- Like with most ancient texts, the morality is quite primitive. "Good" is defined, not as the elimination of suffering or the increasing of joy, but as the worshiping of a god. It vilifies humanity saying people are incapable of achieving anything on their own, and must rely on supernatural aide. Throughout the story, Krishna explains how all the good aspects of humanity — compassion, intelligence, wisdom — come, not from education, hard work, or perseverance, but solely from worshiping him. Numerous times in the writing it basically says only those who worship Krishna are capable of being wise or moral.
- Chapter 12 essentially states that people are born fated to be good or evil, and the evil ones are incapable of understanding the divine, absolutely despicable and vile, and deserving of horrible torment in Naraka.
- The story strongly reinforces the bigoted caste system, even saying it was created by the gods.

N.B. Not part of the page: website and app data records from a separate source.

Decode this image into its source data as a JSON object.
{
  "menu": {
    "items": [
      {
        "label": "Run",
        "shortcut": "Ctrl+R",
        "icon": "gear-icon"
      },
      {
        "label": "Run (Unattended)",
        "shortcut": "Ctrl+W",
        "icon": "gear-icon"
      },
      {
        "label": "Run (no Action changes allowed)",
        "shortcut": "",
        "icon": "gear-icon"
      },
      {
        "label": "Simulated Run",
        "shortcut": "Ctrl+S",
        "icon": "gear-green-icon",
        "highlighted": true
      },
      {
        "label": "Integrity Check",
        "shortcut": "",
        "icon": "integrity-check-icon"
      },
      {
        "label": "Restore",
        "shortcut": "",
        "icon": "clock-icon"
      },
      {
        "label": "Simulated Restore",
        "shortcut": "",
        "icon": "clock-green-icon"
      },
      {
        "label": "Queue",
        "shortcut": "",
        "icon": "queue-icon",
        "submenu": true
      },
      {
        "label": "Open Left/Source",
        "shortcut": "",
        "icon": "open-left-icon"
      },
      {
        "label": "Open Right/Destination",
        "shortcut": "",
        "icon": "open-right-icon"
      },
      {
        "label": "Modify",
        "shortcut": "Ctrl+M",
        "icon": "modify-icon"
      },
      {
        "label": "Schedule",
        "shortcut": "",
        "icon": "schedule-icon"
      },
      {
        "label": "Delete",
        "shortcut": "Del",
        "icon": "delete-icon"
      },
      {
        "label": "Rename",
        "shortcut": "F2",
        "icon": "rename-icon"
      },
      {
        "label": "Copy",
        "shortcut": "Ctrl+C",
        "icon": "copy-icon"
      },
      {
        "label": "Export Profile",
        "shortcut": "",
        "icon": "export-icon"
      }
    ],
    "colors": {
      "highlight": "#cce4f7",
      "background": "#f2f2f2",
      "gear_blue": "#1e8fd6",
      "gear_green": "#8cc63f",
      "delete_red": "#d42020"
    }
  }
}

This is what you would expect to be written by men in the higher caste who have a strong political and economic motivation to keep the system in place.
|Strong female character?||Fail||I don't remember any women.|
|Bechdel test?||Fail||I don't remember any women.|
|Strong person of color character?||Pass||All of the characters are Indian.|
|Queer character?||Fail||There are no queer characters.|
- en.wikisource.org/wiki/The_Bhagavad_Gita_(Arnold_translation) - English translation.